WHAT YOU NEED TO DO - Establish how many lines in the records below include the word "icon"; respond with that number only.

TASK INPUT -
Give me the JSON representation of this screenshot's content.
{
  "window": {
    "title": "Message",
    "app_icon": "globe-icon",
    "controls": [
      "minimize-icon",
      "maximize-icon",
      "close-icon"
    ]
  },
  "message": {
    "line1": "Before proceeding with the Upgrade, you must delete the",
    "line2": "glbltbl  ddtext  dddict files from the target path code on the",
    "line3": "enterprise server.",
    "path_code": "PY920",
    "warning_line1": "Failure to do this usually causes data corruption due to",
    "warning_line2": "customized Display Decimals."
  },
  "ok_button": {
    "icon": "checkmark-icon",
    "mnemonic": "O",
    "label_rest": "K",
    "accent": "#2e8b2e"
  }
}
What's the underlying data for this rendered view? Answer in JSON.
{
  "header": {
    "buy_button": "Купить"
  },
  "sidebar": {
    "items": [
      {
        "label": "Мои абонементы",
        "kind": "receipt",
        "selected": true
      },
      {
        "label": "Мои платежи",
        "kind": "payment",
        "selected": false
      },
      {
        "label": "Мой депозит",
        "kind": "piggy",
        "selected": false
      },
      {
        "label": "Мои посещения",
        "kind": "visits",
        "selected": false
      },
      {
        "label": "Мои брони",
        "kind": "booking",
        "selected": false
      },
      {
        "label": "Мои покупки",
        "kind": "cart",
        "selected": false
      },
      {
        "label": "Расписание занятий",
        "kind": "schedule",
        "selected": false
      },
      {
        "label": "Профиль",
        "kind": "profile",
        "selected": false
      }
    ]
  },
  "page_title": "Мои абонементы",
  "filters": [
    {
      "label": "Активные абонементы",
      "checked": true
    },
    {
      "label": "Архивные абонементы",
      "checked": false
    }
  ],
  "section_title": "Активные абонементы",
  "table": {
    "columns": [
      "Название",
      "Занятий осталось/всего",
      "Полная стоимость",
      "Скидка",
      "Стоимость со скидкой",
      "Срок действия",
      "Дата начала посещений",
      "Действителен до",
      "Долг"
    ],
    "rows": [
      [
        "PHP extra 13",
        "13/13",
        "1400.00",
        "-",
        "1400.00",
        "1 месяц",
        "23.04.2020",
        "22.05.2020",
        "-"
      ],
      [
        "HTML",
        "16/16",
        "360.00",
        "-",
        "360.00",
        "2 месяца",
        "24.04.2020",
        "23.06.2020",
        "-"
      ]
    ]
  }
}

WRITTEN ANSWER - 5